There was rarely any free table space throughout the day due to tabletop gaming popularity.

The vendor selection, though small, provided some incredibly creative and imaginative product.

Get 'em started while they're young, amiright?

There were some intense competitions happening but nothing was exciting as this Sailor Moon side scroller. Seriously. It was amazing.

The convention was small and took place in just two rooms, one for vendors and the other for special events such as live Nerf gun fights and the infamous Fandom Musical, but it also offered the opportunity for hardcore cosplayers who wanted one last hurrah to strut their stuff before the bleak, conventionless winter.

As a female gamer who has never attended a convention before this was a pretty excellent introduction. It was an intimate space and getting to tag along with the Super 1Up Games crew allowed me the opportunity to have a ton of interesting introductions and conversations with people without having to approach too many strangers on my own.

I get a little gun shy when it comes to walking up randomly to people and striking up chats and that’s something I’ve always been nervous about when it comes to conventions. I worried that I wouldn’t experience the fullness of the con if I couldn’t talk to anyone. I have always told myself that I’ll make it to FanExpo or Anime North but not having been exposed to what a convention is or could be I never seemed to have the motivation to spend the money or put together a cosplay either.

But then yesterday happened and a whole new world opened up before my eyes. With everything that’s happened in the past few months with GamerGate I think I’ve gotten too personally invested and had a bad taste in my mouth when it came to talking openly about my passions for games and overall nerddome. I’ve been feeling like I have to always be ready and on the defense but that’s been a bad headspace to be in and I felt it break at FanFare because the people are simply amazing.

What I quickly realized is that the rumours about geek and nerd conventions are true.
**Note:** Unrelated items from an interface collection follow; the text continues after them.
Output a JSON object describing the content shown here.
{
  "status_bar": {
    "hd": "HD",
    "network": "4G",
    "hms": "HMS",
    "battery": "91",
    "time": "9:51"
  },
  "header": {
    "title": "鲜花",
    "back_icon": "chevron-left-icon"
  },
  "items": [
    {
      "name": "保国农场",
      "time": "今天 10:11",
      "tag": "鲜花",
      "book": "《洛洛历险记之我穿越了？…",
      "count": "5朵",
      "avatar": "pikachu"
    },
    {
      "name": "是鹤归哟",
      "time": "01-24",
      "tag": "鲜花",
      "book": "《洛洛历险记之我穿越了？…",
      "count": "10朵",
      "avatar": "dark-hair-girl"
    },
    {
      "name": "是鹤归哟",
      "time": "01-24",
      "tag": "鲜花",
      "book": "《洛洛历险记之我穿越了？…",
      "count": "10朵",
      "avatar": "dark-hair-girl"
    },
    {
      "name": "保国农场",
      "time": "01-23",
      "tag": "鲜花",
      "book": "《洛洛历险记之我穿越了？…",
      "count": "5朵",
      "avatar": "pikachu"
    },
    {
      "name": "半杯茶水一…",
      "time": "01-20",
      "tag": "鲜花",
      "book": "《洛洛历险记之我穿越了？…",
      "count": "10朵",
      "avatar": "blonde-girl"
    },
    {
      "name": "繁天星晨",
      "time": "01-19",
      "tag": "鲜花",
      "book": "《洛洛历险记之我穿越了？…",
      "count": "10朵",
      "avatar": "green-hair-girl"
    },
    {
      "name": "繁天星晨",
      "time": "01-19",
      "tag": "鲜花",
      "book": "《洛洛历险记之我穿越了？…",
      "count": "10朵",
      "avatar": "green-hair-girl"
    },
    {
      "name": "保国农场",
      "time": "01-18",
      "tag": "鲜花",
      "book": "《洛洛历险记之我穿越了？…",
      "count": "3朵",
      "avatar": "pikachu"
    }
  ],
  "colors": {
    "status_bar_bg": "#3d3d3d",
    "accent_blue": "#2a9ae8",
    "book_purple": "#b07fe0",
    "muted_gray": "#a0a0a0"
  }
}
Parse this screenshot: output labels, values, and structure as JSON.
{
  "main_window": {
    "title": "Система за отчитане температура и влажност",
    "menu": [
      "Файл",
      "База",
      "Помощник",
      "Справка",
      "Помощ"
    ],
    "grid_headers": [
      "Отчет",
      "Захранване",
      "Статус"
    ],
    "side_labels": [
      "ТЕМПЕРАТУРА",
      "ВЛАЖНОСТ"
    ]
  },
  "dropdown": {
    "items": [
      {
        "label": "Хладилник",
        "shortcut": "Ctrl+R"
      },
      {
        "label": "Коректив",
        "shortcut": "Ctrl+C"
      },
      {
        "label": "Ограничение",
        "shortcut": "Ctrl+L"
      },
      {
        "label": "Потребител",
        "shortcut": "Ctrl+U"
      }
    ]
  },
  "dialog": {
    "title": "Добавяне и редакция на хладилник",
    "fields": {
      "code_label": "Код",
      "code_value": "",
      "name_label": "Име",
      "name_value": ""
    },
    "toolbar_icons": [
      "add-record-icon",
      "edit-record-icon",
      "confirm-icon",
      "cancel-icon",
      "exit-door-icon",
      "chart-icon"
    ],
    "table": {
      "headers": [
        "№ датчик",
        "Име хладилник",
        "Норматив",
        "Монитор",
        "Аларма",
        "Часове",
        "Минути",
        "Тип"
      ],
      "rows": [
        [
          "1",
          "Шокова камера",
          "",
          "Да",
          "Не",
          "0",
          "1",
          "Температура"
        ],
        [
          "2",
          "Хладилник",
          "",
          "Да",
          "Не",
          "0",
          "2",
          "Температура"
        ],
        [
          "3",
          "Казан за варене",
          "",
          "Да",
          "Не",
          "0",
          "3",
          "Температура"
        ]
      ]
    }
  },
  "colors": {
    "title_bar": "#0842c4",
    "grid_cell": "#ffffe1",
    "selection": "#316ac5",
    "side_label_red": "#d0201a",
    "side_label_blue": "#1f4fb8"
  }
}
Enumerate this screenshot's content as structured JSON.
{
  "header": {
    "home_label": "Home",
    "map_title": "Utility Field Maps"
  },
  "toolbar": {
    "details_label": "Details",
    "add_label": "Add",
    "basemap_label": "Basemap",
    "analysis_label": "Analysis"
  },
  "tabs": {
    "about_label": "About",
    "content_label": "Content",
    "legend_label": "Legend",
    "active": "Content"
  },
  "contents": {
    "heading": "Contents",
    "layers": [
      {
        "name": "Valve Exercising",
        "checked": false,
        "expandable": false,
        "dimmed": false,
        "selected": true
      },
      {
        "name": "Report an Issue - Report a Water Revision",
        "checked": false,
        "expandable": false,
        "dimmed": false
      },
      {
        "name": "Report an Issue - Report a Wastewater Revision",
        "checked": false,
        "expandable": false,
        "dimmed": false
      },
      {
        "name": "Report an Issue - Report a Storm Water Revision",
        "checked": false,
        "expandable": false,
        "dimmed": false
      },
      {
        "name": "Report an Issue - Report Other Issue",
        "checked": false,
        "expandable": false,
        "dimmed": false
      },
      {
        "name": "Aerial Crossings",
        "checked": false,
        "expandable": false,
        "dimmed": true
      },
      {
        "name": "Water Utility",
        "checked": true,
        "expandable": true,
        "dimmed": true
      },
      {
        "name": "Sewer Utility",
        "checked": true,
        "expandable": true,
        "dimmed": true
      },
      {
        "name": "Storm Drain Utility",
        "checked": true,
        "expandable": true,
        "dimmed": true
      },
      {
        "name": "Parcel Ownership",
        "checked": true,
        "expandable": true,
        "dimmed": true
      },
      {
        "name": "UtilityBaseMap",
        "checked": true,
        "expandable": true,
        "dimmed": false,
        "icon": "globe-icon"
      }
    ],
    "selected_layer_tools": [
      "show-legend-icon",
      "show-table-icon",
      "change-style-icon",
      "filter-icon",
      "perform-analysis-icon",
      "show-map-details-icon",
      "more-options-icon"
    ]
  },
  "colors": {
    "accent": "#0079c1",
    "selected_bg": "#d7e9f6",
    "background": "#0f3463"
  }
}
Everyone is really, really nice and really, really awesome. I have been so blind. I mean, sure, you get the occasional person who isn’t that social but most people are so cheerful and excited to chat about all your favourite things. It was a gathering of happy, positive people who all got together because of a love of games, comics, books, and anything else you could think of.

My point is this. It’s so easy to make excuses for yourself when you’re faced with new opportunities that are intimidating, especially if you feel like a minority in what you love. My love of games and comics has always been something I’ve taken a private pride in and only recently have I begun to wear it like a badge of honour in public so this was a big step. Challenging yourself to be proud of what you love is so important and it’s something that you have to remind yourself of often. It can be a challenge to embrace what you’re passionate about all the time, but you can’t let insecurity stop you from enjoying that and finding new avenues to do so.

FanFare II wasn’t the biggest con or the most widely attended but it achieved what it set out to do, to create a space for fellow geeks to get together, embrace what we love and have a blast doing it, and isn’t that what this is all about?